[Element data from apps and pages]
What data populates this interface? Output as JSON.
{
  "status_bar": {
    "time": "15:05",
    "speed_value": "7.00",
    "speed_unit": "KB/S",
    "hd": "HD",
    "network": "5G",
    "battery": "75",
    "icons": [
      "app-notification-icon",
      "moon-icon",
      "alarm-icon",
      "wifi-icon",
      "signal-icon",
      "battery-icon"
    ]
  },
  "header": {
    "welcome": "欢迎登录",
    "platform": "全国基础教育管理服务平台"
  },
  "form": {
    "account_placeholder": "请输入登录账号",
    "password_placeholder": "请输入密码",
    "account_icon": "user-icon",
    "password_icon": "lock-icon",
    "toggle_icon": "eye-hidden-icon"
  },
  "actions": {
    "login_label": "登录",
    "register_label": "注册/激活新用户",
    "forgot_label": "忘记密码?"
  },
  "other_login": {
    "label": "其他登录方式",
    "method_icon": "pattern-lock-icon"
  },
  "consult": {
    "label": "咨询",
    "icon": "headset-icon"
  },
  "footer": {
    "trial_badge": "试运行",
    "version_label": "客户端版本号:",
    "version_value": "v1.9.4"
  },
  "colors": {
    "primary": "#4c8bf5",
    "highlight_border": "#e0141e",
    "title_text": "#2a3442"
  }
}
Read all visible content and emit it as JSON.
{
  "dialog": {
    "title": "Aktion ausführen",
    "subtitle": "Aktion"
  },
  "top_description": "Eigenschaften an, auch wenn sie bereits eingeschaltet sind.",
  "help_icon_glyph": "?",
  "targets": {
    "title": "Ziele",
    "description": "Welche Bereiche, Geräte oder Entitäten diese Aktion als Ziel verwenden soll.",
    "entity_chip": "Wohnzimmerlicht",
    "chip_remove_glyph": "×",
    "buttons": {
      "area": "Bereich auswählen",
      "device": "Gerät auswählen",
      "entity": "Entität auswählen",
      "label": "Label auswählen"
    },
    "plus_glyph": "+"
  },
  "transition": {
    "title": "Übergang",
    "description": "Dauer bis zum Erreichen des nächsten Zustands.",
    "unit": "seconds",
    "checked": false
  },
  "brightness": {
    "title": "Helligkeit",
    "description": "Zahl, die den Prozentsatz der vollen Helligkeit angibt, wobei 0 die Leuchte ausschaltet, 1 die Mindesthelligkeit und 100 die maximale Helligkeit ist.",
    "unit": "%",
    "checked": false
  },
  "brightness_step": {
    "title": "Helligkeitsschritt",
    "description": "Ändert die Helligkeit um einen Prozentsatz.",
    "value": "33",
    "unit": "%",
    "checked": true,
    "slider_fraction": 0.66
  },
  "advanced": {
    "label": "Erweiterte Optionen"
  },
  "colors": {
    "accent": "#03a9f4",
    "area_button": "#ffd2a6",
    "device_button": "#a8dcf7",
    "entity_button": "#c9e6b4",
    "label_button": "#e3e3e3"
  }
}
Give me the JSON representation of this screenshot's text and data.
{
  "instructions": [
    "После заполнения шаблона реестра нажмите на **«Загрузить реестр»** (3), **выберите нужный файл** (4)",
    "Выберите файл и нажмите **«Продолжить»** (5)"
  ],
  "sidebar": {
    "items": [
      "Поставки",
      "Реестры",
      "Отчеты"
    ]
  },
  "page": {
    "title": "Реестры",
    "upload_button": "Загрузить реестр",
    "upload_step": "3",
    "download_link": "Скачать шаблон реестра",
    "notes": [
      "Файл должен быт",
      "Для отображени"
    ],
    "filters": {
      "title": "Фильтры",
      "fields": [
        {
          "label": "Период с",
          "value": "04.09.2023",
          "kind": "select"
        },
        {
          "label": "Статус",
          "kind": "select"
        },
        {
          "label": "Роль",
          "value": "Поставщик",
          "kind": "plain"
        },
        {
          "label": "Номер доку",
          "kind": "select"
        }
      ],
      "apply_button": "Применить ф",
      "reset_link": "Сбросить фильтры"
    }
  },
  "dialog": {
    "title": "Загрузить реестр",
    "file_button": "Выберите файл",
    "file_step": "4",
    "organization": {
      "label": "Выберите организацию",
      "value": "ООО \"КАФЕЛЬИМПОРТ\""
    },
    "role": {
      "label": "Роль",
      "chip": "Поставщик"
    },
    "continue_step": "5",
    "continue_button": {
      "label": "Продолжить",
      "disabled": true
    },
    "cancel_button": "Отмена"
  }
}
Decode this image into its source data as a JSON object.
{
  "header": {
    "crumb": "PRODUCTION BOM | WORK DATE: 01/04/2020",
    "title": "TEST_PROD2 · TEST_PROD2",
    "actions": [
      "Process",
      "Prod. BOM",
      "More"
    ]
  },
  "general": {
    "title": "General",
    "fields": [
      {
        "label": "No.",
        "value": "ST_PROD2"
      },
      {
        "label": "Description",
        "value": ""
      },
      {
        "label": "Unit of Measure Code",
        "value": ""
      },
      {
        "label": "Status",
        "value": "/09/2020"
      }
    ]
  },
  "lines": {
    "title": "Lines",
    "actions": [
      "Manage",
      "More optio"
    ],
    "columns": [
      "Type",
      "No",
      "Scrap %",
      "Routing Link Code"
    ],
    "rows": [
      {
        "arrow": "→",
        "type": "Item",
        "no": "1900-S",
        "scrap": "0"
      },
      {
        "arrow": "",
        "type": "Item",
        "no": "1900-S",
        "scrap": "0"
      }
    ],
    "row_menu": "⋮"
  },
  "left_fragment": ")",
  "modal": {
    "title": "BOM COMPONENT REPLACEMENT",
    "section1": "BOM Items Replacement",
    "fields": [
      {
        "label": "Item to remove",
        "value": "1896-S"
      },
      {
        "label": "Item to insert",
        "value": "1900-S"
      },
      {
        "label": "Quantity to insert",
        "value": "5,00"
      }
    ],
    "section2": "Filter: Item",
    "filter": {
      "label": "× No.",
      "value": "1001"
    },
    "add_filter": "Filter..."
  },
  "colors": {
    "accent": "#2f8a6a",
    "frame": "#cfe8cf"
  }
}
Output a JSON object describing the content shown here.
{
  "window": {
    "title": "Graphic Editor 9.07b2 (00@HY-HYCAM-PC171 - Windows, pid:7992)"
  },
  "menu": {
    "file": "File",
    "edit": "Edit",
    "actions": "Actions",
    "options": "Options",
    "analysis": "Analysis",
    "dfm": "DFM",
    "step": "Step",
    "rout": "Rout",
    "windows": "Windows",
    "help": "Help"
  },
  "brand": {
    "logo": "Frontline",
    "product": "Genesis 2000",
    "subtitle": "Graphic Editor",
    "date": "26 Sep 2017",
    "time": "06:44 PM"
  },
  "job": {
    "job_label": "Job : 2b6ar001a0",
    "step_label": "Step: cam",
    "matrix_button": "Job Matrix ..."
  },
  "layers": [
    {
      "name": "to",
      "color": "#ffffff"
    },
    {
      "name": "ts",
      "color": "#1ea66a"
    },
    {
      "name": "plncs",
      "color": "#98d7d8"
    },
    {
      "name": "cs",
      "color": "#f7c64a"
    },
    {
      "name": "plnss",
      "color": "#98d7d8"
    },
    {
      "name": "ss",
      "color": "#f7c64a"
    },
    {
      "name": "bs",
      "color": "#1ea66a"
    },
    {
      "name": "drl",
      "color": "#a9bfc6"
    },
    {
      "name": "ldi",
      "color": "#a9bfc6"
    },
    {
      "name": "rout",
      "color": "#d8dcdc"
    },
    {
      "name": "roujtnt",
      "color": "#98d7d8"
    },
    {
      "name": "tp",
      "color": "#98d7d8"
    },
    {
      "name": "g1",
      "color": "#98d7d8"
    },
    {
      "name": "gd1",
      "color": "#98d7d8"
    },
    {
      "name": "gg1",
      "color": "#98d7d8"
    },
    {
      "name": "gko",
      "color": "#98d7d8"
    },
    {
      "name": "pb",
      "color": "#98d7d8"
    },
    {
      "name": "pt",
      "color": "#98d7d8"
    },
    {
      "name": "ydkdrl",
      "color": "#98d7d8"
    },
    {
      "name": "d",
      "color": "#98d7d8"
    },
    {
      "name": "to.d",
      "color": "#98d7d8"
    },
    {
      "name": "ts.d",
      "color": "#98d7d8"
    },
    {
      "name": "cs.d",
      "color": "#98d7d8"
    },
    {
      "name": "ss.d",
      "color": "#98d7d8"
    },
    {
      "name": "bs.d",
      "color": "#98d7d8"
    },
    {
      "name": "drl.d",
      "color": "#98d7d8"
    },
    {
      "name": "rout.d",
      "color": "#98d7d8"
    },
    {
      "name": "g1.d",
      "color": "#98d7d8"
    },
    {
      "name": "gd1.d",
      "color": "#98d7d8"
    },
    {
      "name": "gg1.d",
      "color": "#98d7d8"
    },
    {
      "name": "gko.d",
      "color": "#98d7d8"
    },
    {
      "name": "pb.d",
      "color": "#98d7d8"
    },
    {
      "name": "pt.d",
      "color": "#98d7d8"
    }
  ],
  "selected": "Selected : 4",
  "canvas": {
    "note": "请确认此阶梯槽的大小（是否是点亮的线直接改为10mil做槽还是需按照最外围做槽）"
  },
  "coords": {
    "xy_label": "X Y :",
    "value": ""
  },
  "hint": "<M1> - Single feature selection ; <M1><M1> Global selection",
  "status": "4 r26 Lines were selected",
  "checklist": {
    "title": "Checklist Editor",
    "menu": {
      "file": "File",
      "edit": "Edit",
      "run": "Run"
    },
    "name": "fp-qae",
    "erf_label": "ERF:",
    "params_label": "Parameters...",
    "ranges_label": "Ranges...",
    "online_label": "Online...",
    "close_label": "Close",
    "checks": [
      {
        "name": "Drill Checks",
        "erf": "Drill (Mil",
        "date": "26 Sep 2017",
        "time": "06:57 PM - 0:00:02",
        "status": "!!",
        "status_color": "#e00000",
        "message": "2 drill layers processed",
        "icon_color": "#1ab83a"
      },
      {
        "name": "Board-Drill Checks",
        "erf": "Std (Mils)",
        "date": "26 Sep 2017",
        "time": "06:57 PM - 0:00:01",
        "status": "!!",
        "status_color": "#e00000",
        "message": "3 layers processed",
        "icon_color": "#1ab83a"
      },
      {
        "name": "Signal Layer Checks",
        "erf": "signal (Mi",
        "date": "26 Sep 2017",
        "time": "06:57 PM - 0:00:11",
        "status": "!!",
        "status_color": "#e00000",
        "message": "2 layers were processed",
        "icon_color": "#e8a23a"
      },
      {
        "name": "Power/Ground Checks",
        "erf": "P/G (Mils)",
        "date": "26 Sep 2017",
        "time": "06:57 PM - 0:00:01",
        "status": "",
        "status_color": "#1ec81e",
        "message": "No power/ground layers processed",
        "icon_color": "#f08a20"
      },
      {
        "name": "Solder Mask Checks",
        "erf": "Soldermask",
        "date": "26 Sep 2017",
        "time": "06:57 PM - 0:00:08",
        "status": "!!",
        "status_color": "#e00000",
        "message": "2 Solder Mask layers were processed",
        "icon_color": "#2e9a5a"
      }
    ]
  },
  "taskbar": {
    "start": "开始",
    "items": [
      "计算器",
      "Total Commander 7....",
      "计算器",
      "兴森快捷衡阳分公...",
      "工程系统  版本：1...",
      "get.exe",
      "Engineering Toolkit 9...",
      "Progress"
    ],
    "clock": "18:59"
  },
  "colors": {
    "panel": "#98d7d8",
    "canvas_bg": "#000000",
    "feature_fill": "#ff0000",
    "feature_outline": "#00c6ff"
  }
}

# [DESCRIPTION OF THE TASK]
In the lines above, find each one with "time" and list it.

# [WRITTEN RESPONSE]
    "time": "15:05",
    "time": "06:44 PM"
        "time": "06:57 PM - 0:00:02",
        "time": "06:57 PM - 0:00:01",
        "time": "06:57 PM - 0:00:11",
        "time": "06:57 PM - 0:00:01",
        "time": "06:57 PM - 0:00:08",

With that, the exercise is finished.